But if Microsoft can get developers to build universal apps that work across different types of hardware, console gamers could enjoy the same benefit as today's PC gamers -- whose games just keep looking better, instead of going obsolete, as they upgrade to more powerful processors and graphics cards.
Scroll down for a reverse-chronological look at the latest rumors.
A game developer at a "well-known European studio" tells Ars Technica that his company is planning a new VR game for 2017 which will allegedly work with the Xbox One -- a console which isn't currently compatible with any VR headsets.
Sources tell Kotaku that Microsoft will release "at least two" new Xbox game consoles over the next two years: a cheaper, smaller version of the current Xbox One with a new 2TB hard drive this year, to be announced at E3, and a more powerful Xbox One next year with a faster GPU capable of supporting the Oculus Rift VR headset.
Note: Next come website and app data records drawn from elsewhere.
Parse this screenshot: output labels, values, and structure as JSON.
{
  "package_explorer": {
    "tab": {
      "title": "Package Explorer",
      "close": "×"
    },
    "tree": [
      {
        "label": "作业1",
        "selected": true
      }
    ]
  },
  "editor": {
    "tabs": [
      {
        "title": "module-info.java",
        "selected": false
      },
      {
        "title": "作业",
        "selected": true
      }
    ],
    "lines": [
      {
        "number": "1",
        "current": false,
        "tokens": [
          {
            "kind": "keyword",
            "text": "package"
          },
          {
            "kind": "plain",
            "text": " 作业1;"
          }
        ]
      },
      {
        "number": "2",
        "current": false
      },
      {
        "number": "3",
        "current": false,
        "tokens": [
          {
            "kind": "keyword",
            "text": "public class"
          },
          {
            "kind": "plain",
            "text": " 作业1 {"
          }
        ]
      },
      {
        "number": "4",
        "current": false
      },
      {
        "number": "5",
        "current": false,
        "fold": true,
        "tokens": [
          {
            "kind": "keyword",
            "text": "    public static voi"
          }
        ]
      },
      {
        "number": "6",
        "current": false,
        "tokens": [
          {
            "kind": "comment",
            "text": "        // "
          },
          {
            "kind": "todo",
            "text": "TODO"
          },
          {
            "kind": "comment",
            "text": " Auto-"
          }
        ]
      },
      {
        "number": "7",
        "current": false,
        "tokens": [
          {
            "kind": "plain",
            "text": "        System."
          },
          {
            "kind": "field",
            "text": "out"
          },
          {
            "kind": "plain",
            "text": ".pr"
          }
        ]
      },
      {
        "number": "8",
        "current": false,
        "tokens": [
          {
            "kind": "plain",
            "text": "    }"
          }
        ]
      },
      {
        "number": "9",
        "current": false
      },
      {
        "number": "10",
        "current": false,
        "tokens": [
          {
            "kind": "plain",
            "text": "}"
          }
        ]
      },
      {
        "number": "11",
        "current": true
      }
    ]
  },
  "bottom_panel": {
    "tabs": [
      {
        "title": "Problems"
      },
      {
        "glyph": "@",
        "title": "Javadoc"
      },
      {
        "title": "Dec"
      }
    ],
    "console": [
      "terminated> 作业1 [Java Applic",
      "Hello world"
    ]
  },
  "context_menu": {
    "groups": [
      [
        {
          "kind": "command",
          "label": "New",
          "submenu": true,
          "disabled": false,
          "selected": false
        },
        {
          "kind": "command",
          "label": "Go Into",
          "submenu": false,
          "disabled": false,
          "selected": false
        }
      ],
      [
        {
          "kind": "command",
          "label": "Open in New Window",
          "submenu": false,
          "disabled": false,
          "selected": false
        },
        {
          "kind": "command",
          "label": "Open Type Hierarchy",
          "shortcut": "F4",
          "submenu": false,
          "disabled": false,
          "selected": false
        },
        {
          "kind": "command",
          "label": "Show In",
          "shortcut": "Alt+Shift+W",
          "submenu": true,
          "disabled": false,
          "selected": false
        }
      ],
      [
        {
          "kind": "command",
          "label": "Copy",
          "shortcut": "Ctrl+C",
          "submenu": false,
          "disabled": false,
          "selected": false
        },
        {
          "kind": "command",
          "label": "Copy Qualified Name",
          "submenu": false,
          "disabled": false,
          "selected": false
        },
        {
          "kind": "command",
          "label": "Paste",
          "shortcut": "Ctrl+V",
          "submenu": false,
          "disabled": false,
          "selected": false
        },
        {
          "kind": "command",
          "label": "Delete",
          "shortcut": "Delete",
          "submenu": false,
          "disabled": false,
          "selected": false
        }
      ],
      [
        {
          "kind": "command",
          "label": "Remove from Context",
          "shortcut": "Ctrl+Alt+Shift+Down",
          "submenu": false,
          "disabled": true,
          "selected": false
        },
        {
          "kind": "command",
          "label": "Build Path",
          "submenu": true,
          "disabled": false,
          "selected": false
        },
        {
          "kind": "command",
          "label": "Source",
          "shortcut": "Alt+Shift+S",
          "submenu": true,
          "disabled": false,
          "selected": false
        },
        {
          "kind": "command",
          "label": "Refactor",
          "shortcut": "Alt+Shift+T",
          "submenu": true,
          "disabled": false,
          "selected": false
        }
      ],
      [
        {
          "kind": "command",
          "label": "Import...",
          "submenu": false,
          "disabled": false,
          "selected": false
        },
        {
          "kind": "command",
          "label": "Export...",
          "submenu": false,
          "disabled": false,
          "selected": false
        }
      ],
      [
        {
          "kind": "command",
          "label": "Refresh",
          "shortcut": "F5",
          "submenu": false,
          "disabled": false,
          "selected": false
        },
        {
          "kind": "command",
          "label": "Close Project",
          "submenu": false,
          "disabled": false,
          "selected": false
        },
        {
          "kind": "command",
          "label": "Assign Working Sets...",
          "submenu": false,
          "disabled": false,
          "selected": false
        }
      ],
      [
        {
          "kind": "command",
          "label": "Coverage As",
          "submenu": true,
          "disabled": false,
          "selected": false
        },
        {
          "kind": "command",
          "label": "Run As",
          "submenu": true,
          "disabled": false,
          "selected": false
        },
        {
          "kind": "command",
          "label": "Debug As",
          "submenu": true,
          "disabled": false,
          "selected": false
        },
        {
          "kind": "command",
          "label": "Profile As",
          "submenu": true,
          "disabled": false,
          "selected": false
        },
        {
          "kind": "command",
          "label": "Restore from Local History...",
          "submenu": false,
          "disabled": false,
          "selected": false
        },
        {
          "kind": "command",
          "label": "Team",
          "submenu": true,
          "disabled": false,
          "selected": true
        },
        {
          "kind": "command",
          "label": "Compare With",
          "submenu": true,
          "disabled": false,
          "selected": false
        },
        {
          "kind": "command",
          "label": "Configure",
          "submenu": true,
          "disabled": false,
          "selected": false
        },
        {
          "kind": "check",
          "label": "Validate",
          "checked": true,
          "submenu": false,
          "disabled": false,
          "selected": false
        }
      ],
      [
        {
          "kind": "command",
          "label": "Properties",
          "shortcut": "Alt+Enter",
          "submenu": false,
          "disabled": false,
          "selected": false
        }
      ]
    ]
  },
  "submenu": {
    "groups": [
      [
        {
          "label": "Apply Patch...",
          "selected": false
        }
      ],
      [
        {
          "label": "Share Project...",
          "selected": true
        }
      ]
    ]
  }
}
Polygon corroborates the Kotaku report with its own anonymous sources, and adds that next year's more powerful Xbox One will be four times as powerful as the current console, with a performance target of 6 teraflops, and is designed to be backwards compatible with all current Xbox One software.
According to Polygon sources, the other cheaper, smaller Xbox One variant will be the smallest Xbox ever made and is scheduled to ship this August with a redesigned controller.
During a video podcast, tech journalist Brad Sams claims that Microsoft is "going to be announcing at least two streaming devices at E3." He describes one of them as a streaming media stick the size of a Google Chromecast for around $100, and the other as a $150 to $175 Apple TV competitor which could play lightweight games.
He also says that Microsoft is experimenting with bringing the Xbox interface to Windows PCs as a replacement for the old Windows Media Center, and that Microsoft may be planning another Xbox for next year with 4K video playback.
The Verge adds that Microsoft has "long been experimenting with a Chromecast-like device that would allow you to stream Xbox One games from a main console in a living room to a second TV elsewhere in a house."
Tech journalist Brad Sams cites "sources within the company" that Microsoft will have a large hardware announcement at E3, and separately that the Xbox One will ship with a new controller with a different color than the current black gamepad.
In the Federal Communication Commission's public database, NeoGAF forum member ekim discovers that Microsoft is attempting to certify new Wi-Fi radio modules, likely for a new revision of the Xbox One.
Xbox boss Phil Spencer clarifies that future Xbox consoles won't become upgradable PCs which require a screwdriver to replace their components. Instead, he meant that it won't necessarily take the seven to eight years of a typical console cycle before the Xbox becomes more powerful.
At a media event attended by CNET, Xbox boss Phil Spencer hints that Microsoft might not wait for a new generation of game consoles to introduce new hardware, and that the hardware might be upgradable.